I’ve been sticking with the crime fiction for my reading, although my next review is of a darker offering. But I was engrossed once again, not least because the forensics in this was so well researched and described.
Bad Moon Rising (D.I. Paolo Storey #1)
by Frances di Plino (Goodreads Author)
*** SEMI-FINALIST in the KINDLE BOOK REVIEW 2012 competition ***
*** FINALIST for THE PEOPLE’S BOOK PRIZE 2014***
One more soul is safe.
Brought up believing sex is the devil’s work, a killer only finds release once he has saved his victims’ souls. Abiding by his vision, he marks them as his. A gift to guide his chosen ones on the rightful path to redemption.
Detective Inspector Paolo Storey is out to stop him, but Paolo has problems of his own. Hunting down the killer as the death toll rises, the lines soon blur between Paolo’s personal and professional lives.
For anyone that likes their crime fiction dark and gritty, then I recommend “Bad Moon Rising” by Frances di Plino.
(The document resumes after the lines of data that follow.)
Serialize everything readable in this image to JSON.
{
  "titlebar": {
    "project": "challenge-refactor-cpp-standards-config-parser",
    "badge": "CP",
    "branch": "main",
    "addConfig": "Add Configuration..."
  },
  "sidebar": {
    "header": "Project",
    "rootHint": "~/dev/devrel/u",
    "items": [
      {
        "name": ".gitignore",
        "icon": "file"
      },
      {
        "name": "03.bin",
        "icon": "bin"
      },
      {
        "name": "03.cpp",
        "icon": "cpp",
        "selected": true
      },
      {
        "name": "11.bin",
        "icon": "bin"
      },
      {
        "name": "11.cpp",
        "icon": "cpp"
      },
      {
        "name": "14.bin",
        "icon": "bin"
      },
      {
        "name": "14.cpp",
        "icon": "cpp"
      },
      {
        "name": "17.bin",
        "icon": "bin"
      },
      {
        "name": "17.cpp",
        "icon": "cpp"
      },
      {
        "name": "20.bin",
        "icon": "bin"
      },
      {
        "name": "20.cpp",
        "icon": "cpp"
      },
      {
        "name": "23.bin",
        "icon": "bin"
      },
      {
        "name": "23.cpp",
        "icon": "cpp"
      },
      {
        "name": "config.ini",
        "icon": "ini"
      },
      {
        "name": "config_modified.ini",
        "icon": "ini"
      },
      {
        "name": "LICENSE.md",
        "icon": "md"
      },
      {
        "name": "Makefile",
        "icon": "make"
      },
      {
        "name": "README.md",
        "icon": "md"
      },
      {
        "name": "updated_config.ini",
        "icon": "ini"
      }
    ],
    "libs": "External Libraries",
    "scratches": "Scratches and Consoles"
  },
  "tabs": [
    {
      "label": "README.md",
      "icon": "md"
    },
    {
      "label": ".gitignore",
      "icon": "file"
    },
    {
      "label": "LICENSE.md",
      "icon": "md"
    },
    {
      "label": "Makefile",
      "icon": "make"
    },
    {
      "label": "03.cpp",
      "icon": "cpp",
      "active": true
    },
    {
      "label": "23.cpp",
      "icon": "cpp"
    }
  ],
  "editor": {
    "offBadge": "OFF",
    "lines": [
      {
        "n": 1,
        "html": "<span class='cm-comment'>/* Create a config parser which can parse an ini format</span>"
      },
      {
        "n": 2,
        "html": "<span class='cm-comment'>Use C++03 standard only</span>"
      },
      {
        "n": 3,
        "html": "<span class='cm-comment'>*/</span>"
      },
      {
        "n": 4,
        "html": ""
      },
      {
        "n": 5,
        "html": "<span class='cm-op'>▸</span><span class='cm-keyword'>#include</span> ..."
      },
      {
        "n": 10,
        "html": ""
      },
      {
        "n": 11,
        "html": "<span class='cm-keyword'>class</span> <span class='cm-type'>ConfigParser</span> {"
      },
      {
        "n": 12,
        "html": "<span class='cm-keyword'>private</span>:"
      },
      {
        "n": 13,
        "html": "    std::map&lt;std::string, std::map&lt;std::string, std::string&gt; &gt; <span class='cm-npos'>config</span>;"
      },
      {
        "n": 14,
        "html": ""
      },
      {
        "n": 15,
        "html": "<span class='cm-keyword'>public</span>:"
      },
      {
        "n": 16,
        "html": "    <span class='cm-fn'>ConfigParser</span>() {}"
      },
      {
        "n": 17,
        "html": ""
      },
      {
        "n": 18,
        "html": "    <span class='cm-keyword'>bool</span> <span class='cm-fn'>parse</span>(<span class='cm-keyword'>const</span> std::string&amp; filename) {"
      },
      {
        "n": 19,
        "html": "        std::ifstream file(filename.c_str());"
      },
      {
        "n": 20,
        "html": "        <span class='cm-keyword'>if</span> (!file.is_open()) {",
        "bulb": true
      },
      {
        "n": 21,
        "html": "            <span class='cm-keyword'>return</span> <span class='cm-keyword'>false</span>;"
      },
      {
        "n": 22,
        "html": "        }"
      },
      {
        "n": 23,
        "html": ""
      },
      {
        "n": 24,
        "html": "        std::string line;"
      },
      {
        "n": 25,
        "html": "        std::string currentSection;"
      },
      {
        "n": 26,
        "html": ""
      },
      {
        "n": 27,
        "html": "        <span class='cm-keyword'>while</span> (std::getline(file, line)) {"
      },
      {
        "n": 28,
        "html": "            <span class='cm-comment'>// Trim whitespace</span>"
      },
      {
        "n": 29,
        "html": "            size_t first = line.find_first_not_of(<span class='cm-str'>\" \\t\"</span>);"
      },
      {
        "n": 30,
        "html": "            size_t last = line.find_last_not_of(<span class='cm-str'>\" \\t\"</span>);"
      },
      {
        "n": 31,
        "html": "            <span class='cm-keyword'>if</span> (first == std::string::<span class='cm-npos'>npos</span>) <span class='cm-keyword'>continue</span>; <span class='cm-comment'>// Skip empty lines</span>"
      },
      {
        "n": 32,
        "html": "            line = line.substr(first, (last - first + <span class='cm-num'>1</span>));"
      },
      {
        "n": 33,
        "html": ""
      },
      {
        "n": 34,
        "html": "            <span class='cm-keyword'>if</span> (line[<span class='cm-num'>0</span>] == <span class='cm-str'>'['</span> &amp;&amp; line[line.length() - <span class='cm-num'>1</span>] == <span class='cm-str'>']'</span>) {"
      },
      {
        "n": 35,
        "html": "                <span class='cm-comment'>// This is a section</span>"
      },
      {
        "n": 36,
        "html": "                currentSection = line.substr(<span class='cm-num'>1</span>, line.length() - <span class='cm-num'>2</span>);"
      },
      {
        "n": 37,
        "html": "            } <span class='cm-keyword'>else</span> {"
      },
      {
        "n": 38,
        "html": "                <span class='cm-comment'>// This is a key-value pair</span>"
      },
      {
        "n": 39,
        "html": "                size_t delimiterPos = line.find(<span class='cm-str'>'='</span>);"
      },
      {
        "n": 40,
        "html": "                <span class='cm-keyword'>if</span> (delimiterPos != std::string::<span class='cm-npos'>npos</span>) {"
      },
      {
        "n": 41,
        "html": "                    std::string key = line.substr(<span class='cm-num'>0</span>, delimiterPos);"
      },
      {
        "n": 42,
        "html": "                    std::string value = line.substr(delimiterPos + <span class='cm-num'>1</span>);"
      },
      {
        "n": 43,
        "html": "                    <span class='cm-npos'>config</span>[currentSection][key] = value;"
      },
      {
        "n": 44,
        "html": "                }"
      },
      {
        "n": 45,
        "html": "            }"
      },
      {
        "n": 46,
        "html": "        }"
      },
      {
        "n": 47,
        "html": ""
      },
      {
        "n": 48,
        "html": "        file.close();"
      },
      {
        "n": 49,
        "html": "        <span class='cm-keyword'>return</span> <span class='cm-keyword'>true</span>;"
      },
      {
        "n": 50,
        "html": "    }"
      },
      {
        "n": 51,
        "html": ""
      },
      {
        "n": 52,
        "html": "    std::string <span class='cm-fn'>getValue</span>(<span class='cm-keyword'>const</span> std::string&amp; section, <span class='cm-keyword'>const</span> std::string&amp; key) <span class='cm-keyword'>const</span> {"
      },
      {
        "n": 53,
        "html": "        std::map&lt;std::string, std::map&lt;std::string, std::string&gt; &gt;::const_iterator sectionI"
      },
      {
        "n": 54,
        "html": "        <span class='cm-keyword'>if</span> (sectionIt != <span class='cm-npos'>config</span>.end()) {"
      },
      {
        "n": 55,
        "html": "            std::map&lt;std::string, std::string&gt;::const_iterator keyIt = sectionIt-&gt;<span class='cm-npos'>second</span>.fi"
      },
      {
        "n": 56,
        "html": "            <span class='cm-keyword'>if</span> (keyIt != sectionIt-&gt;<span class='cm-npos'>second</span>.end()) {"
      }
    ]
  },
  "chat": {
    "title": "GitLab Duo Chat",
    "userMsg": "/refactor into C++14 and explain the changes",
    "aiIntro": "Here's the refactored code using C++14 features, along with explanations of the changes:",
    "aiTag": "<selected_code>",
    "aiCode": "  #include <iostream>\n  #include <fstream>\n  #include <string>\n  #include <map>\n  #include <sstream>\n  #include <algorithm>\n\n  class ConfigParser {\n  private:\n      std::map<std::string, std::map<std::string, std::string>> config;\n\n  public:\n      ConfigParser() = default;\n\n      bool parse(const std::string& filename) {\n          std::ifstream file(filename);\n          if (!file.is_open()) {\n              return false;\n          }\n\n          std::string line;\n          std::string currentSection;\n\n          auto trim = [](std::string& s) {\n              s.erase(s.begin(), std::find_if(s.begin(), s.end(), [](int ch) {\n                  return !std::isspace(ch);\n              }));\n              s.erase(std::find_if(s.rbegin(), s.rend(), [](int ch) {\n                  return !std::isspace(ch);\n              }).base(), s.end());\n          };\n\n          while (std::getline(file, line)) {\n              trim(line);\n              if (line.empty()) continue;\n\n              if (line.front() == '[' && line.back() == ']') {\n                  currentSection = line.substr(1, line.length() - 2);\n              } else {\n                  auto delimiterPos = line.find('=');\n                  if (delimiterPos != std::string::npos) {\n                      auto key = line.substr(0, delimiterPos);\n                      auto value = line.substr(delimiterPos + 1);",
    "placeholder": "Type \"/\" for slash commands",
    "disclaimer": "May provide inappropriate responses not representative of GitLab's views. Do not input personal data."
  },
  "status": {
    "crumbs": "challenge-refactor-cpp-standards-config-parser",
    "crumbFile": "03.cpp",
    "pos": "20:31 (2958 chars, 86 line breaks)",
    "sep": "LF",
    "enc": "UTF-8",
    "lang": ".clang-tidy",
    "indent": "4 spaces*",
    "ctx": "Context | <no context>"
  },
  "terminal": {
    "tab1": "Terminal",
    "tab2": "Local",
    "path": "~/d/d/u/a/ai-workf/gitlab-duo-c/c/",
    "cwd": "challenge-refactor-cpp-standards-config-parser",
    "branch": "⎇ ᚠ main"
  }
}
The killer is believably twisted by his religious calling, and his identity is cunningly hidden from Detective Inspector Paolo Storey, his colleagues and the reader.
Frances di Plino has crafted a memorable detective, complex and tragic like some of the finest flawed characters. When I finished the novel, I wanted to know more about him and where his life was going. I must read the next book in the series.
The depth of characterisation doesn’t end with the protagonist and antagonist. Even the minor characters are well portrayed, and stand out in their own right. There is also a strong sense of the complex workings of all aspects of the police, including forensics, but told believably.
The personal interactions weave around the investigation, especially with Paolo Storey, whose own attitudes often drive the action. This takes the story to another level, where all the elements are working seamlessly to create a relentless story…a dark tale that seeps into unexpected crannies.
The twist was unusual, but that is the sign of a clever author. Find a new angle and make it work. I’m intrigued what Someday Never Comes (D.I. Paolo Storey, #2) will add to this excellent series opener.